== Source data ==

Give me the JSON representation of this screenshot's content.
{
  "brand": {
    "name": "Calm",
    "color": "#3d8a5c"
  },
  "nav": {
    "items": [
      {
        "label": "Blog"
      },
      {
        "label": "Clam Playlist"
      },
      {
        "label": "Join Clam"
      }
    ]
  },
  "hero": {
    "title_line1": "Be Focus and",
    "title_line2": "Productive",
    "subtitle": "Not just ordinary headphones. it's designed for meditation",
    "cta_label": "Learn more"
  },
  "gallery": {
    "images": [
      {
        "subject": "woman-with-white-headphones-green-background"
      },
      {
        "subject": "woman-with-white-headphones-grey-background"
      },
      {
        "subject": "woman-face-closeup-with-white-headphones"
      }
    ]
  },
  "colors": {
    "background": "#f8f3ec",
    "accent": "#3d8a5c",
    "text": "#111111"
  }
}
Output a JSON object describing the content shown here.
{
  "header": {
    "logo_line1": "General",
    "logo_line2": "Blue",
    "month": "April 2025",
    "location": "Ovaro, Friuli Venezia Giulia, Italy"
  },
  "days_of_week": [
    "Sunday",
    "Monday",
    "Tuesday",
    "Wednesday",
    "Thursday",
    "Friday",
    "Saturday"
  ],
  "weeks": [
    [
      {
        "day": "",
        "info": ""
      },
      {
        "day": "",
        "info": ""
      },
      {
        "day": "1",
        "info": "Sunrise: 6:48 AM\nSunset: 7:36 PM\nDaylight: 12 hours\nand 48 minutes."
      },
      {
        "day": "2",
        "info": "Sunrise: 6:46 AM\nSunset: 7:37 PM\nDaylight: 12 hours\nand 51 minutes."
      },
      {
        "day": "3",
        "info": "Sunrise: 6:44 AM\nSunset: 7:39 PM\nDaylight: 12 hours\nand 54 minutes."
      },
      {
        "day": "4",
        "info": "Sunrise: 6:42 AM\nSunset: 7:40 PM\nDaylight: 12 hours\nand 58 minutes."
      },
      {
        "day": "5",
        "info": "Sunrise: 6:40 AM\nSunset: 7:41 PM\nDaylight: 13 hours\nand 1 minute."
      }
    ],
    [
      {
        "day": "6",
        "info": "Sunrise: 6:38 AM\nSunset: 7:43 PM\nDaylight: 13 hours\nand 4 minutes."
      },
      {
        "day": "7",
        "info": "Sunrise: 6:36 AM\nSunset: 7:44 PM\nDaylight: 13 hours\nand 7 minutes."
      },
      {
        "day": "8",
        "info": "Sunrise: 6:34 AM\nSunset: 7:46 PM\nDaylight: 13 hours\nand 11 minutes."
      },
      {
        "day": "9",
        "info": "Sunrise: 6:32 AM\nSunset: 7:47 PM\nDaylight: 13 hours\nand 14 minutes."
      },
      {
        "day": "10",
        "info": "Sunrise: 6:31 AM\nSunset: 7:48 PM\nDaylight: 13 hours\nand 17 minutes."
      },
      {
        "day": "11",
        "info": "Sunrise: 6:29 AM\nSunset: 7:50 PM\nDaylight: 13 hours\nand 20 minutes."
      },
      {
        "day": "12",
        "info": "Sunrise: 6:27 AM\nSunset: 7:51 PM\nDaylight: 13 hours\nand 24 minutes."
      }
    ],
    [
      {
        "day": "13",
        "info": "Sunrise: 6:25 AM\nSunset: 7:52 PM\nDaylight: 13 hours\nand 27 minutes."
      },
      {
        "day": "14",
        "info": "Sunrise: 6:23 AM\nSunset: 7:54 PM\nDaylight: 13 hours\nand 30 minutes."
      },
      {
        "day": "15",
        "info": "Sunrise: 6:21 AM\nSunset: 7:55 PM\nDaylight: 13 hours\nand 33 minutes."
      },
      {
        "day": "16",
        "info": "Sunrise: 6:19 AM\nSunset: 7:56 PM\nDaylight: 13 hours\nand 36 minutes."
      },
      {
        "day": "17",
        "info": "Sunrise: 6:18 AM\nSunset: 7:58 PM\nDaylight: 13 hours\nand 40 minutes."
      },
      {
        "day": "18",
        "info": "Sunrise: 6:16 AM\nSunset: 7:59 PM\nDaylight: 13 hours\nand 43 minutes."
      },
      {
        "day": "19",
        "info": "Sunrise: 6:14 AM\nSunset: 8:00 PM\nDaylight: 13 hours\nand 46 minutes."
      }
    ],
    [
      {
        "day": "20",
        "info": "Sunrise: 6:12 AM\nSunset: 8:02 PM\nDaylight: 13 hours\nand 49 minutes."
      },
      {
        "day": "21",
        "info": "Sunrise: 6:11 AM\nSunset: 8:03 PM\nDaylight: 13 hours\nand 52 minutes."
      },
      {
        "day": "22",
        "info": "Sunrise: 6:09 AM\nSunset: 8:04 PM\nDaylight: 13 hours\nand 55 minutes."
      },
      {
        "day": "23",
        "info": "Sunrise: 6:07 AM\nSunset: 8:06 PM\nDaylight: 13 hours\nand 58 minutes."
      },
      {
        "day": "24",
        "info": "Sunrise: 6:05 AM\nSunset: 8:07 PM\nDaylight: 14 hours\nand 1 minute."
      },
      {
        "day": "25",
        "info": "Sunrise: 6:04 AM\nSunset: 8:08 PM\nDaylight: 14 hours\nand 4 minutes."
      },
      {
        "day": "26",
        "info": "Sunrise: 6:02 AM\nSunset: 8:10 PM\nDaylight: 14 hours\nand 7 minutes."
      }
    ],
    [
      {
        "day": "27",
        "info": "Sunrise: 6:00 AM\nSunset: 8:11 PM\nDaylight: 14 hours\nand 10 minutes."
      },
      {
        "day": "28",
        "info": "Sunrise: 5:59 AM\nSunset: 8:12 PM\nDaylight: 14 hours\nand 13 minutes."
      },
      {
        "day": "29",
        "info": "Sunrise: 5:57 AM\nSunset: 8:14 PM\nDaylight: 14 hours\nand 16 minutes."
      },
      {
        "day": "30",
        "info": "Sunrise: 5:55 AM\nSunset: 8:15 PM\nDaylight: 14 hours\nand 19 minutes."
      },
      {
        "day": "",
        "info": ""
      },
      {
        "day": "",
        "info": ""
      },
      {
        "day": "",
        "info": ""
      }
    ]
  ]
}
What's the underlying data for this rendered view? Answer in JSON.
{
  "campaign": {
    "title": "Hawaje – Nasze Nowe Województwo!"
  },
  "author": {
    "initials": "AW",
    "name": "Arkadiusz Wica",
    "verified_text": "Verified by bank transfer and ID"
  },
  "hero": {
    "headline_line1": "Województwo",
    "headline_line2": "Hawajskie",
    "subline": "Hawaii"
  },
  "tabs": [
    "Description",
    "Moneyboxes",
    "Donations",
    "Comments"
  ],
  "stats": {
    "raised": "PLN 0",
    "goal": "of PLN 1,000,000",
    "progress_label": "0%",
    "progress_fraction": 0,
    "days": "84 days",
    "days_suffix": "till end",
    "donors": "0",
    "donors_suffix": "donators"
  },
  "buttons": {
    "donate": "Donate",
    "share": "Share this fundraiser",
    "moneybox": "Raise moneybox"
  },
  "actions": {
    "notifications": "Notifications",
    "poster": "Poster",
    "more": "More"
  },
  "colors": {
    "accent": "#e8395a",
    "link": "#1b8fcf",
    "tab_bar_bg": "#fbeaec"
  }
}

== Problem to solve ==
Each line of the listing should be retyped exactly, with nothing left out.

== Answer to this problem ==
Give me the JSON representation of this screenshot's content.
{
  "brand": {
    "name": "Calm",
    "color": "#3d8a5c"
  },
  "nav": {
    "items": [
      {
        "label": "Blog"
      },
      {
        "label": "Clam Playlist"
      },
      {
        "label": "Join Clam"
      }
    ]
  },
  "hero": {
    "title_line1": "Be Focus and",
    "title_line2": "Productive",
    "subtitle": "Not just ordinary headphones. it's designed for meditation",
    "cta_label": "Learn more"
  },
  "gallery": {
    "images": [
      {
        "subject": "woman-with-white-headphones-green-background"
      },
      {
        "subject": "woman-with-white-headphones-grey-background"
      },
      {
        "subject": "woman-face-closeup-with-white-headphones"
      }
    ]
  },
  "colors": {
    "background": "#f8f3ec",
    "accent": "#3d8a5c",
    "text": "#111111"
  }
}
Output a JSON object describing the content shown here.
{
  "header": {
    "logo_line1": "General",
    "logo_line2": "Blue",
    "month": "April 2025",
    "location": "Ovaro, Friuli Venezia Giulia, Italy"
  },
  "days_of_week": [
    "Sunday",
    "Monday",
    "Tuesday",
    "Wednesday",
    "Thursday",
    "Friday",
    "Saturday"
  ],
  "weeks": [
    [
      {
        "day": "",
        "info": ""
      },
      {
        "day": "",
        "info": ""
      },
      {
        "day": "1",
        "info": "Sunrise: 6:48 AM\nSunset: 7:36 PM\nDaylight: 12 hours\nand 48 minutes."
      },
      {
        "day": "2",
        "info": "Sunrise: 6:46 AM\nSunset: 7:37 PM\nDaylight: 12 hours\nand 51 minutes."
      },
      {
        "day": "3",
        "info": "Sunrise: 6:44 AM\nSunset: 7:39 PM\nDaylight: 12 hours\nand 54 minutes."
      },
      {
        "day": "4",
        "info": "Sunrise: 6:42 AM\nSunset: 7:40 PM\nDaylight: 12 hours\nand 58 minutes."
      },
      {
        "day": "5",
        "info": "Sunrise: 6:40 AM\nSunset: 7:41 PM\nDaylight: 13 hours\nand 1 minute."
      }
    ],
    [
      {
        "day": "6",
        "info": "Sunrise: 6:38 AM\nSunset: 7:43 PM\nDaylight: 13 hours\nand 4 minutes."
      },
      {
        "day": "7",
        "info": "Sunrise: 6:36 AM\nSunset: 7:44 PM\nDaylight: 13 hours\nand 7 minutes."
      },
      {
        "day": "8",
        "info": "Sunrise: 6:34 AM\nSunset: 7:46 PM\nDaylight: 13 hours\nand 11 minutes."
      },
      {
        "day": "9",
        "info": "Sunrise: 6:32 AM\nSunset: 7:47 PM\nDaylight: 13 hours\nand 14 minutes."
      },
      {
        "day": "10",
        "info": "Sunrise: 6:31 AM\nSunset: 7:48 PM\nDaylight: 13 hours\nand 17 minutes."
      },
      {
        "day": "11",
        "info": "Sunrise: 6:29 AM\nSunset: 7:50 PM\nDaylight: 13 hours\nand 20 minutes."
      },
      {
        "day": "12",
        "info": "Sunrise: 6:27 AM\nSunset: 7:51 PM\nDaylight: 13 hours\nand 24 minutes."
      }
    ],
    [
      {
        "day": "13",
        "info": "Sunrise: 6:25 AM\nSunset: 7:52 PM\nDaylight: 13 hours\nand 27 minutes."
      },
      {
        "day": "14",
        "info": "Sunrise: 6:23 AM\nSunset: 7:54 PM\nDaylight: 13 hours\nand 30 minutes."
      },
      {
        "day": "15",
        "info": "Sunrise: 6:21 AM\nSunset: 7:55 PM\nDaylight: 13 hours\nand 33 minutes."
      },
      {
        "day": "16",
        "info": "Sunrise: 6:19 AM\nSunset: 7:56 PM\nDaylight: 13 hours\nand 36 minutes."
      },
      {
        "day": "17",
        "info": "Sunrise: 6:18 AM\nSunset: 7:58 PM\nDaylight: 13 hours\nand 40 minutes."
      },
      {
        "day": "18",
        "info": "Sunrise: 6:16 AM\nSunset: 7:59 PM\nDaylight: 13 hours\nand 43 minutes."
      },
      {
        "day": "19",
        "info": "Sunrise: 6:14 AM\nSunset: 8:00 PM\nDaylight: 13 hours\nand 46 minutes."
      }
    ],
    [
      {
        "day": "20",
        "info": "Sunrise: 6:12 AM\nSunset: 8:02 PM\nDaylight: 13 hours\nand 49 minutes."
      },
      {
        "day": "21",
        "info": "Sunrise: 6:11 AM\nSunset: 8:03 PM\nDaylight: 13 hours\nand 52 minutes."
      },
      {
        "day": "22",
        "info": "Sunrise: 6:09 AM\nSunset: 8:04 PM\nDaylight: 13 hours\nand 55 minutes."
      },
      {
        "day": "23",
        "info": "Sunrise: 6:07 AM\nSunset: 8:06 PM\nDaylight: 13 hours\nand 58 minutes."
      },
      {
        "day": "24",
        "info": "Sunrise: 6:05 AM\nSunset: 8:07 PM\nDaylight: 14 hours\nand 1 minute."
      },
      {
        "day": "25",
        "info": "Sunrise: 6:04 AM\nSunset: 8:08 PM\nDaylight: 14 hours\nand 4 minutes."
      },
      {
        "day": "26",
        "info": "Sunrise: 6:02 AM\nSunset: 8:10 PM\nDaylight: 14 hours\nand 7 minutes."
      }
    ],
    [
      {
        "day": "27",
        "info": "Sunrise: 6:00 AM\nSunset: 8:11 PM\nDaylight: 14 hours\nand 10 minutes."
      },
      {
        "day": "28",
        "info": "Sunrise: 5:59 AM\nSunset: 8:12 PM\nDaylight: 14 hours\nand 13 minutes."
      },
      {
        "day": "29",
        "info": "Sunrise: 5:57 AM\nSunset: 8:14 PM\nDaylight: 14 hours\nand 16 minutes."
      },
      {
        "day": "30",
        "info": "Sunrise: 5:55 AM\nSunset: 8:15 PM\nDaylight: 14 hours\nand 19 minutes."
      },
      {
        "day": "",
        "info": ""
      },
      {
        "day": "",
        "info": ""
      },
      {
        "day": "",
        "info": ""
      }
    ]
  ]
}
What's the underlying data for this rendered view? Answer in JSON.
{
  "campaign": {
    "title": "Hawaje – Nasze Nowe Województwo!"
  },
  "author": {
    "initials": "AW",
    "name": "Arkadiusz Wica",
    "verified_text": "Verified by bank transfer and ID"
  },
  "hero": {
    "headline_line1": "Województwo",
    "headline_line2": "Hawajskie",
    "subline": "Hawaii"
  },
  "tabs": [
    "Description",
    "Moneyboxes",
    "Donations",
    "Comments"
  ],
  "stats": {
    "raised": "PLN 0",
    "goal": "of PLN 1,000,000",
    "progress_label": "0%",
    "progress_fraction": 0,
    "days": "84 days",
    "days_suffix": "till end",
    "donors": "0",
    "donors_suffix": "donators"
  },
  "buttons": {
    "donate": "Donate",
    "share": "Share this fundraiser",
    "moneybox": "Raise moneybox"
  },
  "actions": {
    "notifications": "Notifications",
    "poster": "Poster",
    "more": "More"
  },
  "colors": {
    "accent": "#e8395a",
    "link": "#1b8fcf",
    "tab_bar_bg": "#fbeaec"
  }
}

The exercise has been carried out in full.